Woody Allen said, (I believe in “Sleeper”) “I’m like a cat; I always land on all fours,” thus inadvertently altering the meaning of the expression. But it does nonetheless seem to be true that cats can survive really really high falls, according to these readers of New Scientist. That does not, however, mean that you should test it out.
The Visual Thesaurus is … a thesaurus.
But it employs a crazy tricked-out Flash actionscript-powered navigation remeniscent of . It’s sweet.
Thanks to Topher Seezen for the link.

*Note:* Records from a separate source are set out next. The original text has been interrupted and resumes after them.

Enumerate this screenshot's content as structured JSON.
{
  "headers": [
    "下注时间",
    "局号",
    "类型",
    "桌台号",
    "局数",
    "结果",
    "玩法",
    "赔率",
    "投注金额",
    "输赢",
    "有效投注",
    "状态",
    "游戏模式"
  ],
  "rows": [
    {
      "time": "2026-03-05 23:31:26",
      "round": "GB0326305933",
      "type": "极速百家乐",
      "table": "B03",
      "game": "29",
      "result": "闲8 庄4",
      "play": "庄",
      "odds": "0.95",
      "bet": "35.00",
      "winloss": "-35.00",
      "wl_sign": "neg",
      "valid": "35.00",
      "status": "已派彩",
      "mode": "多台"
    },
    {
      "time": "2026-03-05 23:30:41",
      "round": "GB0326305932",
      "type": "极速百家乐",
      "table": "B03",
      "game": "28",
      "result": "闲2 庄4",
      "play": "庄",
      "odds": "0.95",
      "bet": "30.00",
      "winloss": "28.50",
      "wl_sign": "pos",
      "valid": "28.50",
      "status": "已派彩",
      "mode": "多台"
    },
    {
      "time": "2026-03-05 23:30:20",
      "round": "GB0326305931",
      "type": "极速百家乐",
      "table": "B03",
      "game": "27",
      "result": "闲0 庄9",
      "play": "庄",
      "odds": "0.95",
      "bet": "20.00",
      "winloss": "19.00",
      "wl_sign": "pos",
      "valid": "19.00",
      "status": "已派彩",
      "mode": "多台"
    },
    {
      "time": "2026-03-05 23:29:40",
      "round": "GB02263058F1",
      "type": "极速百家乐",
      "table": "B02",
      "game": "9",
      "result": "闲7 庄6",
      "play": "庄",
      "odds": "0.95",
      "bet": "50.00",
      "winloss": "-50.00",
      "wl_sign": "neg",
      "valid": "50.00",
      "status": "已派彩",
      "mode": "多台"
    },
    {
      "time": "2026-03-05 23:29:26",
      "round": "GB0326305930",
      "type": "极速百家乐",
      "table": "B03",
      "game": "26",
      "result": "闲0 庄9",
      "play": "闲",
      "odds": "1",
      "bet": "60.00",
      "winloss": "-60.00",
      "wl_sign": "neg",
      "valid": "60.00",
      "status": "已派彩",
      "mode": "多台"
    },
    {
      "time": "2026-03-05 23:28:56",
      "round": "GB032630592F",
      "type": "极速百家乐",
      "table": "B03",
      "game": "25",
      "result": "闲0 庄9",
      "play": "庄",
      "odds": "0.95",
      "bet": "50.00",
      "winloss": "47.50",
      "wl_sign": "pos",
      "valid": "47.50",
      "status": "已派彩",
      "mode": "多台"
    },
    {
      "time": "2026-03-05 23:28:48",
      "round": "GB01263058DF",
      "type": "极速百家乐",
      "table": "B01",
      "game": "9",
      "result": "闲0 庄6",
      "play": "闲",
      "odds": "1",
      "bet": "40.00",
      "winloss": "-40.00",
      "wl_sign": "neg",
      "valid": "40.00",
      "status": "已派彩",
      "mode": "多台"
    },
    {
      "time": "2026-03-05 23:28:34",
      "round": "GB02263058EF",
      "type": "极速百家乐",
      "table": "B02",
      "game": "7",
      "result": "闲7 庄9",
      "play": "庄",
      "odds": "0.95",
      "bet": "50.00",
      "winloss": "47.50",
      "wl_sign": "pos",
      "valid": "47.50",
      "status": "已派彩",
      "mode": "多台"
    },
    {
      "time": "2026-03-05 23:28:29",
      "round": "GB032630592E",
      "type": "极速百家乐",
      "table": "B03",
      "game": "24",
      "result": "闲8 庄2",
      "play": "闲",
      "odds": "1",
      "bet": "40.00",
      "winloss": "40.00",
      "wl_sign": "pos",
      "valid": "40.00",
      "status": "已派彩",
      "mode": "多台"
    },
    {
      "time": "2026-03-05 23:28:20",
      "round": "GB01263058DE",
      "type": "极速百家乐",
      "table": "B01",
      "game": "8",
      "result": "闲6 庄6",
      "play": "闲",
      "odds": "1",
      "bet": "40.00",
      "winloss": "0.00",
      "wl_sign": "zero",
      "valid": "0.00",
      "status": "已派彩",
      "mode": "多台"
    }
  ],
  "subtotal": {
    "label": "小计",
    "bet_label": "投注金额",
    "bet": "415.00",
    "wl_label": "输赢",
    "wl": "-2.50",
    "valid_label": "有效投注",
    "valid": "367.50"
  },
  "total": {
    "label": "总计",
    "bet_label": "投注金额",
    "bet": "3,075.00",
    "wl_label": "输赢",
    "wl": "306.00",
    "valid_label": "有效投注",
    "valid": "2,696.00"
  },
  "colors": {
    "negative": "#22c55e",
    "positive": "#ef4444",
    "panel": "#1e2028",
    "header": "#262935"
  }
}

Today on my way to the laundrymat, I saw a streetcar waiting at the light. No, not the 45 meter long one I mentioned last week in class, nor was it one with tinted windows and a wetbar in the press-conference section as I would envision some kind of Dresdnor Cidizen G??ne would have. But along the length of the left side of the tram were these words: “Heartfelt greetings– You are riding in Dresden’s 60th streetcar!”
“You” was capitalized, so you know they meant “you” and not “they”.
I am much too small to have a decal of my own as to answer the tram’s said greeting, so I just said to the streetcar, “no, I am not”. I was, indeed, not riding in any streetcar at the time. I was walking down the sidewalk. Furthermore, I said that the decal was on the left side, where there are no doors. It was as if the train was taunting me. Schadenfreude is the word we use for that kind of thing in English because we don’t have a word for that.
I was nevertheless shocked and appalled, so I first tried to find some way to rationalize my way out of the fact that the tram actually enjoyed that I had to schlepp my oversized dufflebag of dirty laundry all the way down to the salon, several hundred meters yonder. So I thought:
Frist, Maybe I really just mistook the capitalization. “Welcome! They are riding Dresden’s 60th tram!”
That couldn’t be right, though. It doesn’t interest me what people inside the streetcar are doing. And it would also underscore my non-inclusion of the privilege of riding along ol’ number 60. DVB can be so cruel…
But I should mention that I am loosly translating here, as there is no continuous tense in German. So, “you ride” could mean “you are riding” in some contexts, but it can also mean “you will ride”.
That would make sense as to why it was printed on the non-door side. You will ride streetcar number 6-0 when it comes back the other way in about 30 minutes. If it were on the door side, though, it would have to say that you are about to ride the 60th streetcar Dresden has ever known.
That, of course, would make the decal words too long, so then you would have to bring in that 45 meter long streetcar. Then you could put up a decall saying “you would be about to be riding Dresden’s 60th streetcar, but this sentence is much too long so we had to put it on me, the only 45 meter long streetcar in the world. Hop in, pardner!” The last sentence would of course would only be added in case of some kind of Karl May Tage tie-in.